WHAT IS EXPECTED =
Tally up the lines in the material where the word "chevron" appears, then give the total and nothing else.

GIVEN DATA =

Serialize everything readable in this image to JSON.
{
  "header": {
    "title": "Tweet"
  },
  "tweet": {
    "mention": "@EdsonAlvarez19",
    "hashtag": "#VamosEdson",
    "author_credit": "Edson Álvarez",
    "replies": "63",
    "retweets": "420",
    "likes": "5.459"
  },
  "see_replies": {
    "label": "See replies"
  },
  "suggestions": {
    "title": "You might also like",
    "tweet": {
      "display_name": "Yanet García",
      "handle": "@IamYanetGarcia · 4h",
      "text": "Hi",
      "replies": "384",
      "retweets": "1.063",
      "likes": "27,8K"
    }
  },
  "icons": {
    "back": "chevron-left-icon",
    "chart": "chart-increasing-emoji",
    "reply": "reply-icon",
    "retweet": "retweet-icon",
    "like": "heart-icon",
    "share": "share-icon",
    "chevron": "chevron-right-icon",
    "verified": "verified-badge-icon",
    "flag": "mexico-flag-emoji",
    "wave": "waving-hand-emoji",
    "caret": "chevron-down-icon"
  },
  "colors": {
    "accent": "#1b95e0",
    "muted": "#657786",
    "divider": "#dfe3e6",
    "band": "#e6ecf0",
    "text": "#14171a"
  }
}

EXERCISE RESPONSE =
3